PROBLEM DESCRIPTION: Copy each line below that contains "JSON".
═══
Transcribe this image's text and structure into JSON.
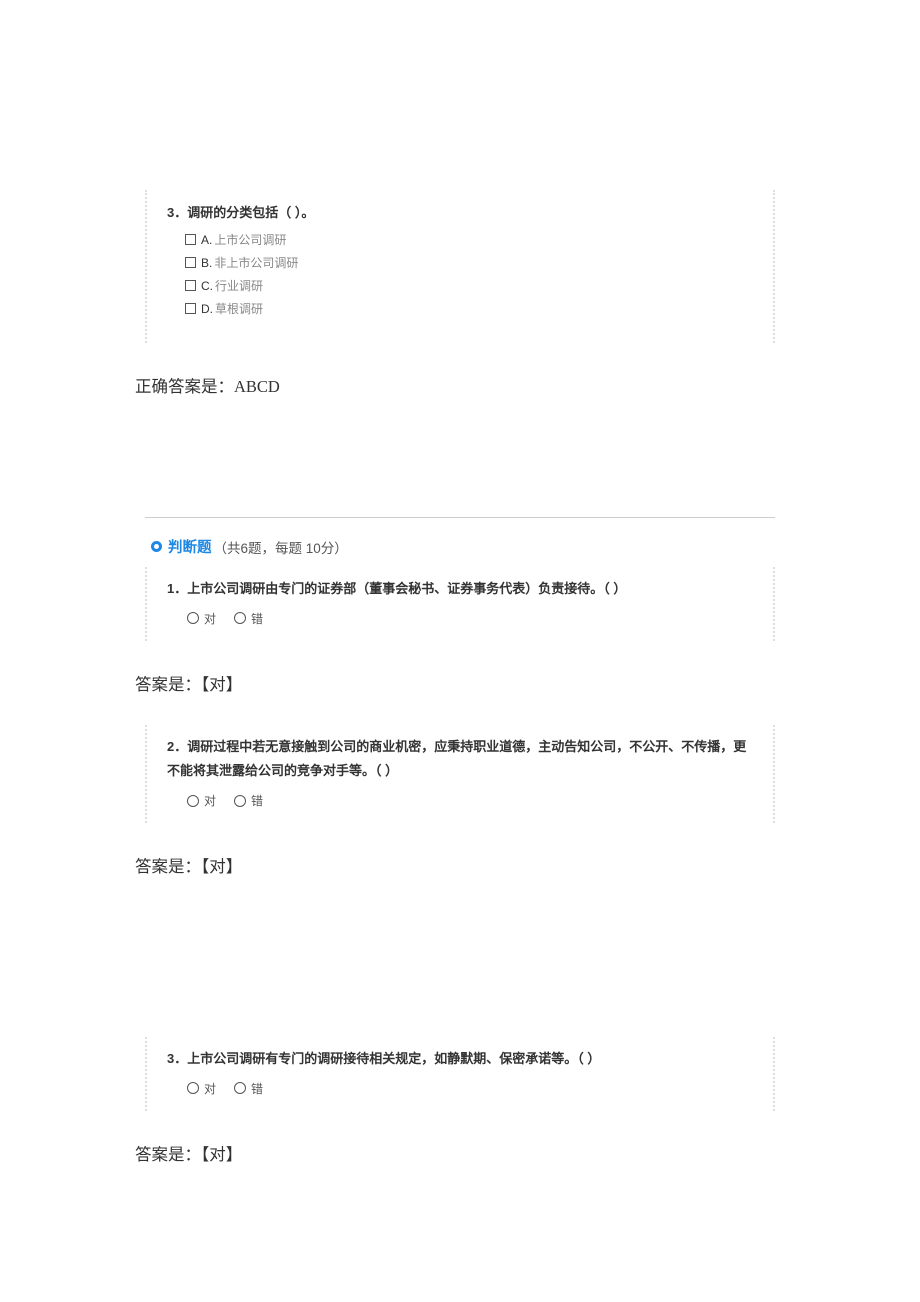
{
  "mc": {
    "q3": {
      "title": "3．调研的分类包括（  ）。",
      "opts": {
        "a_letter": "A.",
        "a_text": "上市公司调研",
        "b_letter": "B.",
        "b_text": "非上市公司调研",
        "c_letter": "C.",
        "c_text": "行业调研",
        "d_letter": "D.",
        "d_text": "草根调研"
      },
      "answer": "正确答案是：ABCD"
    }
  },
  "section": {
    "title": "判断题",
    "sub": "（共6题，每题 10分）"
  },
  "tf": {
    "true_label": "对",
    "false_label": "错",
    "q1": {
      "title": "1．上市公司调研由专门的证券部（董事会秘书、证券事务代表）负责接待。（ ）",
      "answer": "答案是：【对】"
    },
    "q2": {
      "title": "2．调研过程中若无意接触到公司的商业机密，应秉持职业道德，主动告知公司，不公开、不传播，更不能将其泄露给公司的竞争对手等。（ ）",
      "answer": "答案是：【对】"
    },
    "q3": {
      "title": "3．上市公司调研有专门的调研接待相关规定，如静默期、保密承诺等。（ ）",
      "answer": "答案是：【对】"
    }
  }
}
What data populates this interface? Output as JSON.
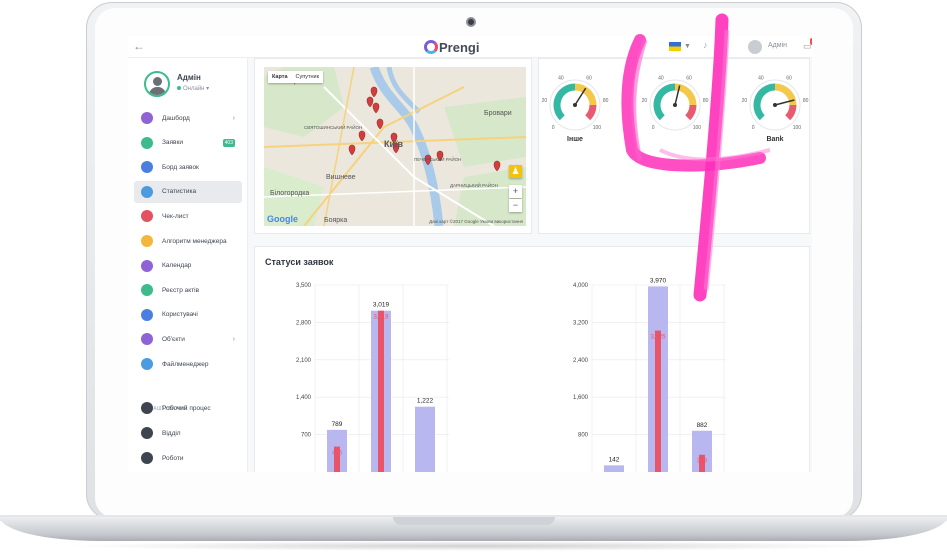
{
  "topbar": {
    "back_icon": "arrow-left-icon",
    "logo_text": "Prengi",
    "language": "UA",
    "user_name": "Адмін",
    "notifications": "0"
  },
  "profile": {
    "name": "Адмін",
    "status": "Онлайн"
  },
  "nav": [
    {
      "label": "Дашборд",
      "icon": "monitor-icon",
      "color": "#8f62d6",
      "chevron": true
    },
    {
      "label": "Заявки",
      "icon": "ticket-icon",
      "color": "#3dbb8c",
      "badge": "403"
    },
    {
      "label": "Борд заявок",
      "icon": "grid-icon",
      "color": "#4a7fe0"
    },
    {
      "label": "Статистика",
      "icon": "chart-icon",
      "color": "#4a9be0",
      "active": true
    },
    {
      "label": "Чек-лист",
      "icon": "checklist-icon",
      "color": "#e2525f"
    },
    {
      "label": "Алгоритм менеджера",
      "icon": "bulb-icon",
      "color": "#f1b83b"
    },
    {
      "label": "Календар",
      "icon": "calendar-icon",
      "color": "#8f62d6"
    },
    {
      "label": "Реєстр актів",
      "icon": "registry-icon",
      "color": "#3dbb8c"
    },
    {
      "label": "Користувачі",
      "icon": "users-icon",
      "color": "#4a7fe0"
    },
    {
      "label": "Об'єкти",
      "icon": "building-icon",
      "color": "#8f62d6",
      "chevron": true
    },
    {
      "label": "Файлменеджер",
      "icon": "image-icon",
      "color": "#4a9be0"
    }
  ],
  "settings_section": "НАЛАШТУВАННЯ",
  "settings_nav": [
    {
      "label": "Робочий процес",
      "icon": "workflow-icon",
      "color": "#3e4450"
    },
    {
      "label": "Відділ",
      "icon": "department-icon",
      "color": "#3e4450"
    },
    {
      "label": "Роботи",
      "icon": "tools-icon",
      "color": "#3e4450"
    }
  ],
  "map": {
    "tab_map": "Карта",
    "tab_satellite": "Супутник",
    "places": [
      "Ірпінь",
      "Бровари",
      "Київ",
      "Вишневе",
      "Боярка",
      "Білогородка",
      "СВЯТОШИНСЬКИЙ РАЙОН",
      "ДАРНИЦЬКИЙ РАЙОН",
      "ПЕЧЕРСЬКИЙ РАЙОН"
    ],
    "footer": "Дані карт ©2017 Google   Умови використання",
    "google": "Google",
    "zoom_in": "+",
    "zoom_out": "−"
  },
  "gauges": [
    {
      "label": "Інше",
      "value": 62
    },
    {
      "label": "",
      "value": 55
    },
    {
      "label": "Bank",
      "value": 78
    }
  ],
  "gauge_ticks": [
    "0",
    "10",
    "20",
    "30",
    "40",
    "50",
    "60",
    "70",
    "80",
    "90",
    "100"
  ],
  "status_panel": {
    "title": "Статуси заявок"
  },
  "chart_data": [
    {
      "type": "bar",
      "ylim": [
        0,
        3500
      ],
      "yticks": [
        "700",
        "1,400",
        "2,100",
        "2,800",
        "3,500"
      ],
      "categories": [
        "",
        "",
        ""
      ],
      "series": [
        {
          "values": [
            789,
            3019,
            1222
          ]
        },
        {
          "values": [
            475,
            3019,
            null
          ]
        }
      ],
      "total_labels": [
        "789",
        "3,019",
        "1,222"
      ],
      "inner_labels": [
        "475",
        "3,019",
        ""
      ]
    },
    {
      "type": "bar",
      "ylim": [
        0,
        4000
      ],
      "yticks": [
        "800",
        "1,600",
        "2,400",
        "3,200",
        "4,000"
      ],
      "categories": [
        "",
        "",
        ""
      ],
      "series": [
        {
          "values": [
            142,
            3970,
            882
          ]
        },
        {
          "values": [
            null,
            3025,
            369
          ]
        }
      ],
      "total_labels": [
        "142",
        "3,970",
        "882"
      ],
      "inner_labels": [
        "",
        "3,025",
        "369"
      ]
    }
  ],
  "colors": {
    "bar_light": "#b9b7ef",
    "bar_red": "#e8546a",
    "accent": "#3dbb8c",
    "stroke": "#ff2fb9"
  }
}
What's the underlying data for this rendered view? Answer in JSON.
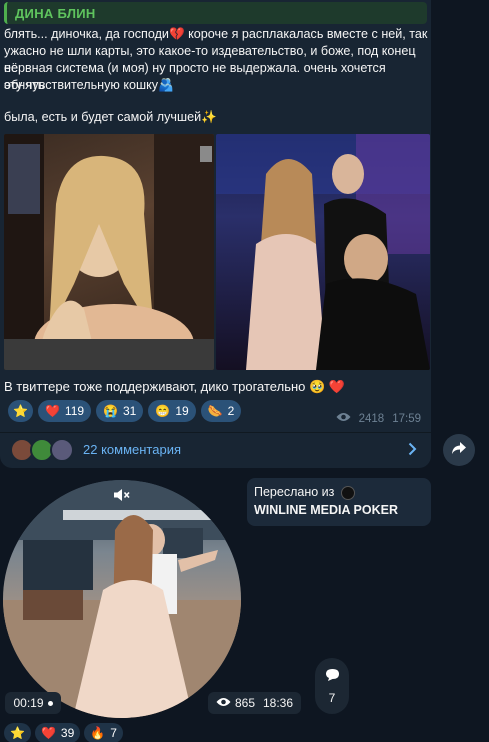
{
  "post": {
    "reply_author": "ДИНА БЛИН",
    "text_line1": "блять... диночка, да господи💔 короче я расплакалась вместе с ней, так",
    "text_line2": "ужасно не шли карты, это какое-то издевательство, и боже, под конец её",
    "text_line3": "нервная система (и моя) ну просто не выдержала. очень хочется обнять",
    "text_line4": "эту чувствительную кошку🫂",
    "text_line5": "была, есть и будет самой лучшей✨",
    "caption": "В твиттере тоже поддерживают, дико трогательно 🥹 ❤️",
    "reactions": [
      {
        "icon": "⭐",
        "count": ""
      },
      {
        "icon": "❤️",
        "count": "119"
      },
      {
        "icon": "😭",
        "count": "31"
      },
      {
        "icon": "😁",
        "count": "19"
      },
      {
        "icon": "🌭",
        "count": "2"
      }
    ],
    "views": "2418",
    "time": "17:59",
    "comments_label": "22 комментария"
  },
  "forwarded": {
    "prefix": "Переслано из",
    "channel": "WINLINE MEDIA POKER"
  },
  "video": {
    "duration": "00:19",
    "views": "865",
    "time": "18:36",
    "comments_count": "7",
    "reactions": [
      {
        "icon": "⭐",
        "count": ""
      },
      {
        "icon": "❤️",
        "count": "39"
      },
      {
        "icon": "🔥",
        "count": "7"
      }
    ]
  },
  "colors": {
    "background": "#0e1621",
    "bubble": "#182533",
    "accent_link": "#6ab3f3",
    "reply_green": "#5fc45e",
    "reaction_pill": "#2b5278"
  }
}
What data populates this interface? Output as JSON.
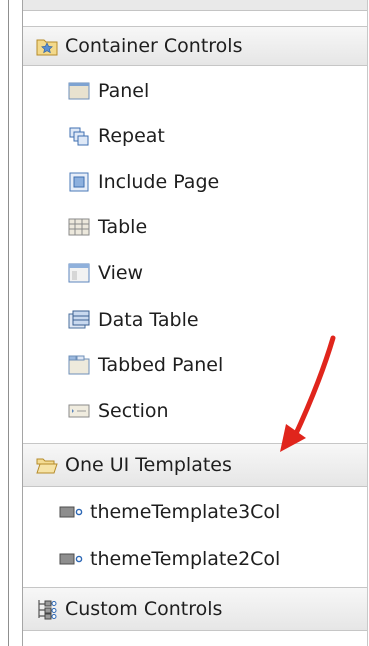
{
  "palette": {
    "drawers": [
      {
        "label": "Container Controls",
        "icon": "folder-star-icon"
      },
      {
        "label": "One UI Templates",
        "icon": "open-folder-icon"
      },
      {
        "label": "Custom Controls",
        "icon": "custom-controls-icon"
      }
    ],
    "container_items": [
      {
        "label": "Panel",
        "icon": "panel-icon"
      },
      {
        "label": "Repeat",
        "icon": "repeat-icon"
      },
      {
        "label": "Include Page",
        "icon": "include-page-icon"
      },
      {
        "label": "Table",
        "icon": "table-icon"
      },
      {
        "label": "View",
        "icon": "view-icon"
      },
      {
        "label": "Data Table",
        "icon": "data-table-icon"
      },
      {
        "label": "Tabbed Panel",
        "icon": "tabbed-panel-icon"
      },
      {
        "label": "Section",
        "icon": "section-icon"
      }
    ],
    "template_items": [
      {
        "label": "themeTemplate3Col",
        "icon": "custom-control-icon"
      },
      {
        "label": "themeTemplate2Col",
        "icon": "custom-control-icon"
      }
    ]
  },
  "colors": {
    "annotation_arrow": "#e0251c"
  }
}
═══
WRITTEN ANSWER:
Transcribe this image's text and structure into JSON.
What data populates this interface? Output as JSON.
What's the underlying data for this rendered view? Answer in JSON.
What data populates this interface? Output as JSON.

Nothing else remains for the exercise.